DB2 on Campus: The DB2 on Campus Program is a project designed to promote the use of DB2 in universities. The logistics and delivery of the program is performed between the DB2 Express-C team, and the local IBM Academic Initiative representative. The program consists of the following items and activities:

  1. A speech titled “The role of DB2 Express-C in the Information on Demand World”. This speech explains DB2 9 technology, with an emphasis on pureXML™, and encourages students to use DB2 Express-C, create university DB2 user groups, participate in the DB2 forums, and write documents about DB2. All of these activities can help them to advance their future careers.
  2. Introductory DB2 courses to obtain DBA and developer skills.
  3. Free DB2 books donated to the university library
  4. Free DB2 certification exams offered to the students

I will be at University of Minho on September 19th doing the speech for the DB2 on Campus program. There was not enough time to prepare the full-day event, but if you or someone at your university is interested in having this full-day event happening at your university, please feel free to email me and I’ll put you in contact with the program’s manager in order to schedule the event (my email is vrodrig at us.ibm.com).

There is a DB2 On Campus Facebook group. Follow these instructions to join. 

Subscribe to the DB2 Express-C blog to keep updated on news regarding this free to develop, deploy and distribute database(1). 

DB2 Student Ambassador: This is a program for individual students that want to promote the use of DB2 at their education institutions. Though the program is voluntary, it gives students a chance to learn more about DB2, develop presentation skills and marketing skills. All of these skills will be valuable in their careers. At the end of the program, the student will receive a letter of recommendation from IBM including all the details of the activities performed. The more activities performed, the better the letter of recommendation! We hope this will help the student get a job more easily in the future.

I consider this to be an excellent opportunity to get involved and interact with developers from a huge project like DB2, distributed across Toronto and Silicon Valley laboratories.

More information  about this program can be found here: http://www-306.ibm.com/software/data/db2/express/students_programs.html#ambassador

 

Although I’m only familiar with the DB2 programs, for the ones interested, there is also an IBM Academic Initiative program, focused on Open Standars, Open Source and IBM resources for the academic world.

The opportunities are out there, so just grab the one you like and boost your career :-)

(1) Yes, it is the fully loaded version available for free, with one limitation: it can only use up to 4GB of RAM :-) 

 

XML Mapping in Ruby

Dear lazy web…

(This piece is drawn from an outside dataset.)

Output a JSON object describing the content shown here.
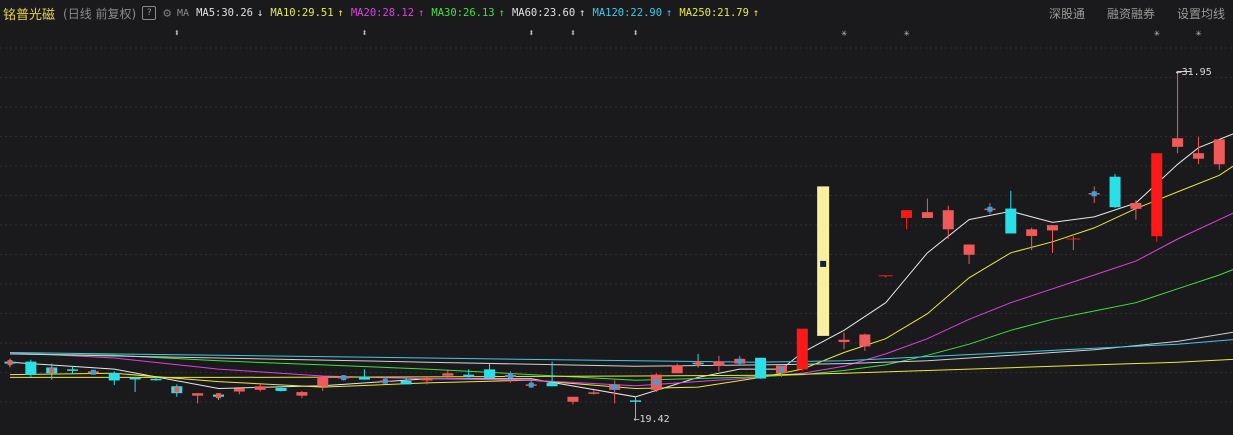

I’ve been playing with Ruby and XML lately, and one of the key features I need to use is XML mapping from XML to Ruby objects and vice versa. However, both ROXML and XML::Mapping do not seem to be very active at the moment. Both forums contain un-replied questions  several months old, and I can’t find any examples that are not a couple of years old.

Is there any XML Mapping library for Ruby that is currently active(*)? XML::Mapping was serving me good enough, until the moment that I needed some of the documented features and found that they are not supported in the current release :-(

 (*) by active I don’t mean it needs to be in exclusively in code development, but at least with some recent activity in forums, documentation, examples, etc..